Most restaurants today no longer offer white zinfandel, but instead feature a sweet riesling or moscato by the glass. On one hand, they are trying to educate and help people develop a more-sophisticated palate. OK, fine. But on the other hand, what about the guest who just wants a stinkin’ glass of white zin? Do we think of them as so lowbrow that we aren’t willing to taint our wine list with something that could be perceived as amateur?
That leads us to the second problem facing not just wine professionals, but restaurant wine-buyers as well: It’s not about them. This was single-handedly the most important lesson I learned from the master sommelier guiding me: Just because I didn’t like a wine, that didn’t make it a bad wine. And just because I thought something was the greatest thing since canned milk, that did not mean everyone was going to share that same sentiment. Actually, anyone who knows me and my wine preferences will firmly agree that it is, in fact, often quite the opposite: It’s almost guaranteed that the wine I bring will be the least-favorite wine of the night. (That’s OK … more for me!) The point, as my master drilled into my head, was to look for quality—and take myself out of the equation. This is not easy to do, especially when the wine mantra du jour is “drink what you like.” Wine professionals need to remind themselves that this statement only holds true for the guest drinking the wine.

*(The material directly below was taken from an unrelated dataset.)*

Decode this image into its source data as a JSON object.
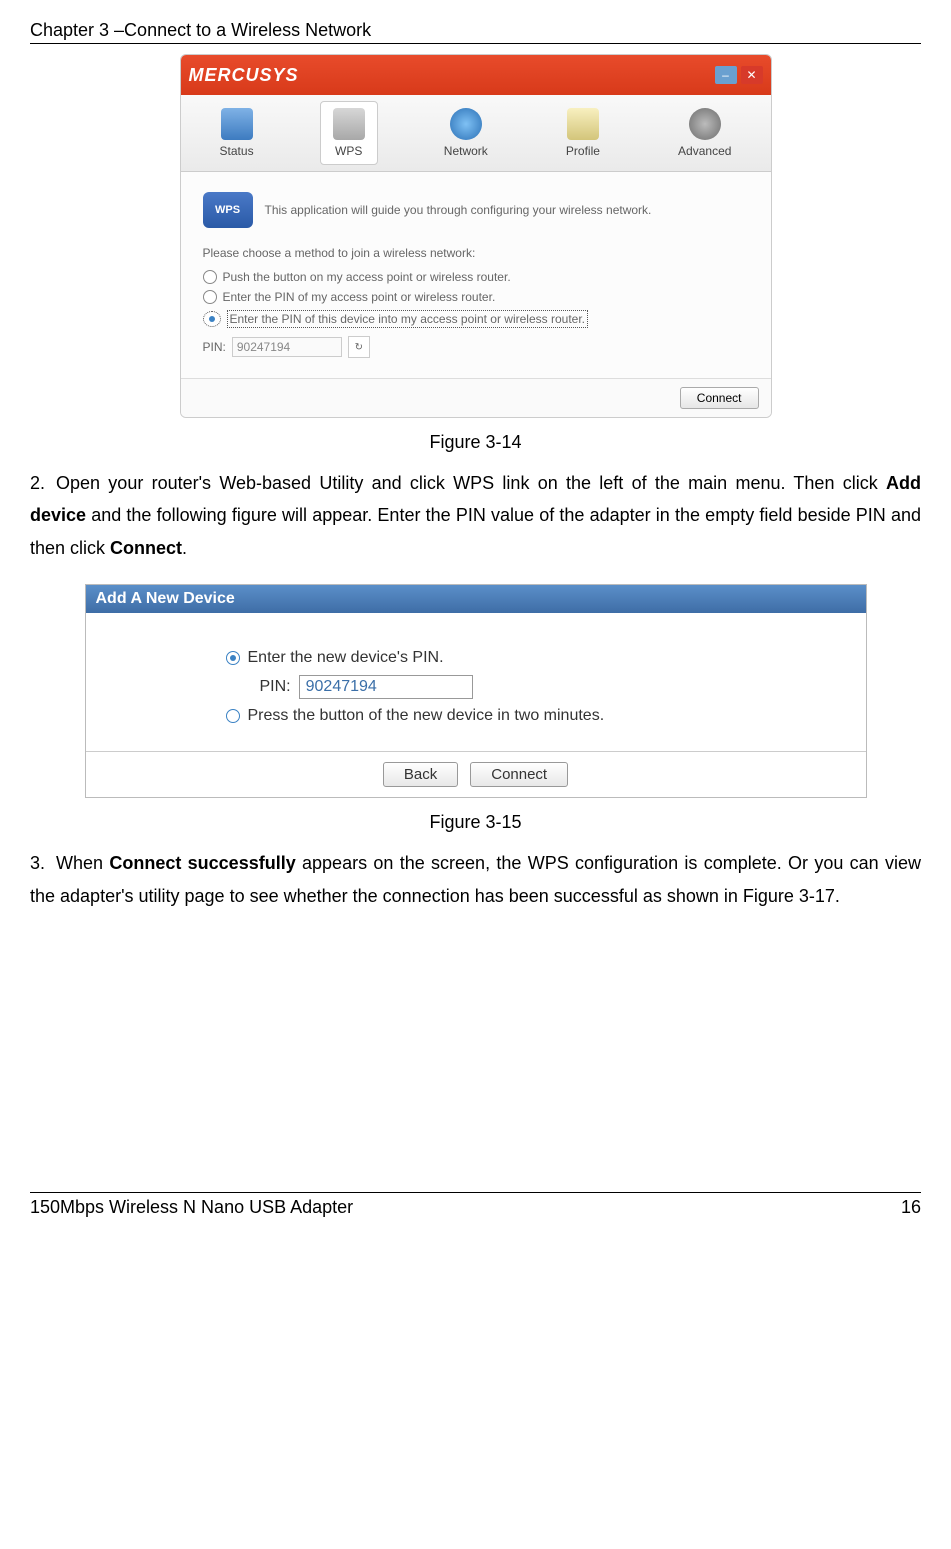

This was single-handedly the most important lesson I learned from the master sommelier guiding me: Just because I didn’t like a wine, that didn’t make it a bad wine.
So how do you overcome the fear associated with navigating a restaurant wine list? Short of having a sommelier on speed dial, these tips may help:

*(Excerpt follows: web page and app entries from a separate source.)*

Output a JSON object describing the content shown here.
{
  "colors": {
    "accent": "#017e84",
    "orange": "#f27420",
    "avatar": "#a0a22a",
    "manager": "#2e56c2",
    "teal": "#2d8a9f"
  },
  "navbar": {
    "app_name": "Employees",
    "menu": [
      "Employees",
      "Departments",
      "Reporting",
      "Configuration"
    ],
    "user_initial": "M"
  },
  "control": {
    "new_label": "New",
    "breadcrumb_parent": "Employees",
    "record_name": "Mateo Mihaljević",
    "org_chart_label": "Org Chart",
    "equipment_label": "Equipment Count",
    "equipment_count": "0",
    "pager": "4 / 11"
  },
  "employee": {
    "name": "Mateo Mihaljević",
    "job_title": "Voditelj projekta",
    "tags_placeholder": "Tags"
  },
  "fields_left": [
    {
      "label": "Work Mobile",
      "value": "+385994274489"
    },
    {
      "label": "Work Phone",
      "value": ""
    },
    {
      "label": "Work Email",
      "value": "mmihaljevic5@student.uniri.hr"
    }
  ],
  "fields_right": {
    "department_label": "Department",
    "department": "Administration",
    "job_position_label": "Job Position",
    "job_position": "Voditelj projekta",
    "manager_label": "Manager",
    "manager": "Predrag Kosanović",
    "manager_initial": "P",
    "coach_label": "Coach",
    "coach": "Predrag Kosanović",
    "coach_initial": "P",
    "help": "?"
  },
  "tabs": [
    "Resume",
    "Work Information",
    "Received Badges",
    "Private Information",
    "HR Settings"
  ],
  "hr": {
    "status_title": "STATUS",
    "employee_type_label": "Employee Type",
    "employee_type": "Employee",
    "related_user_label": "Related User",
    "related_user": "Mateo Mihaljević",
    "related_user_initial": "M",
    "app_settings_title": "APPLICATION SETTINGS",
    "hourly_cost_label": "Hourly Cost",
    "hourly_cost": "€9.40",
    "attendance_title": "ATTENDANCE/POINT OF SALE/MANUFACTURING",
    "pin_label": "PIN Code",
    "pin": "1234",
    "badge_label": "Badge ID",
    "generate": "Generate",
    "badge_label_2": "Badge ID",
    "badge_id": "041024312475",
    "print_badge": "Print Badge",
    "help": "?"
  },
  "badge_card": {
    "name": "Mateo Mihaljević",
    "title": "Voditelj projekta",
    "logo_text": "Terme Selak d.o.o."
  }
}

• Don’t fight it. Sometimes you have to go with the flow, and drink what the list-maker likes. For example, if there are 27 different chiantis on the list, and you’re in a Greek restaurant, it should be pretty clear what the buyer’s passion is. It may not have been your first choice, but you’ll end up with a darn good bottle of sangiovese.
• Know before you go. Many restaurants post their wine list on their website. Familiarize yourself with the selections in your price point. If a website isn’t available, call the restaurant ahead of time, and have a current list emailed to you. This can be invaluable if you are hosting a business dinner and don’t want to be put on the spot.

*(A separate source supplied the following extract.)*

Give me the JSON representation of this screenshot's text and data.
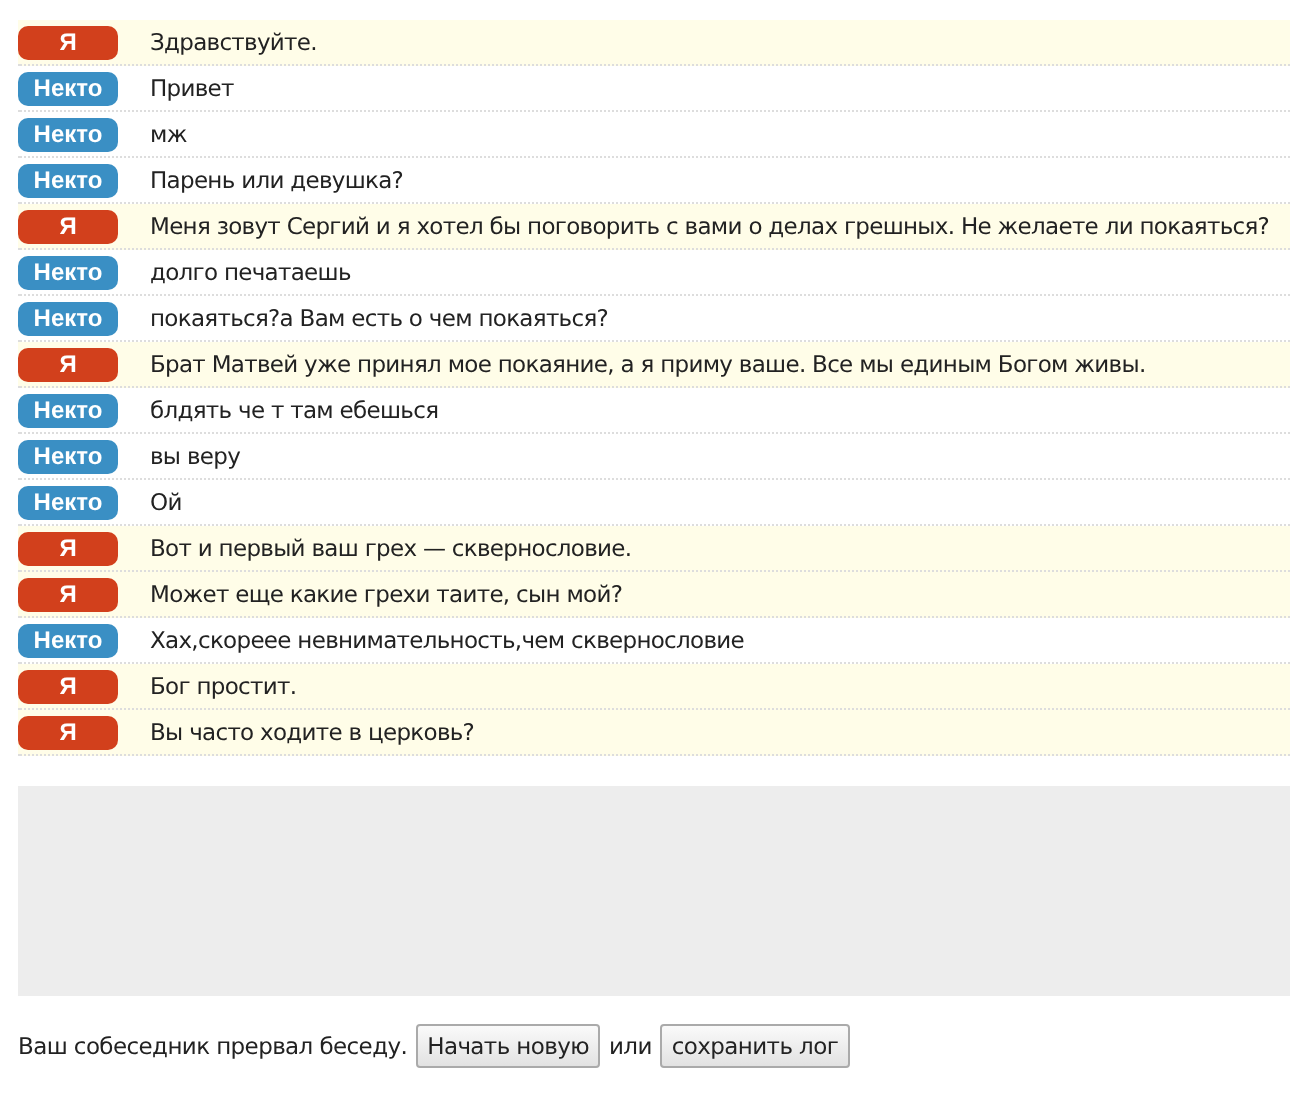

• Beware of the value pitfalls. Wines served by the glass and “house wines” are often of the poorest quality and carry the highest mark-up. Restaurants with integrity will choose wines by the glass that are beautiful examples of quality and value, but, alas, these are few and far in between.
• If it grows together, it goes together. Consider the restaurant you’re in, and order accordingly. In an Italian restaurant, have a Rosso di Montalcino. French cuisine on the itinerary? Look for a Cotes du Rhone or Languedoc. This also makes food-and-wine pairing a no-brainer.
• When in Rome: Just as you should consider the nationality of the restaurant, also consider the style and genre. Don’t order a sauvignon blanc in a steakhouse or a California cabernet in a seafood joint.
• ABC (otherwise known in the wine world as “anything but chardonnay/cabernet”): There’s a whole world of wine out there just waiting to be discovered. Some of the best wines out there are from Spain (like a tempranillo from La Rioja) and Argentina (the malbec grape is perfect with beef!).
One other tip involves the antiquated procedure of a server handing you the cork once it is pulled: Please don’t smell it. Don’t roll it around, squeeze it or put it to your ear. I assure you the cork is going to tell you nothing about the quality of the wine. I have pulled corks at times and found them to be completely saturated, and conversely, I’ve found them at times to be completely dried out—and not only was I pleasantly surprised, but blown away at how delicious the wines tasted. Had I relied on just the cork, I would have missed out on bliss. Proof is always in the pudding.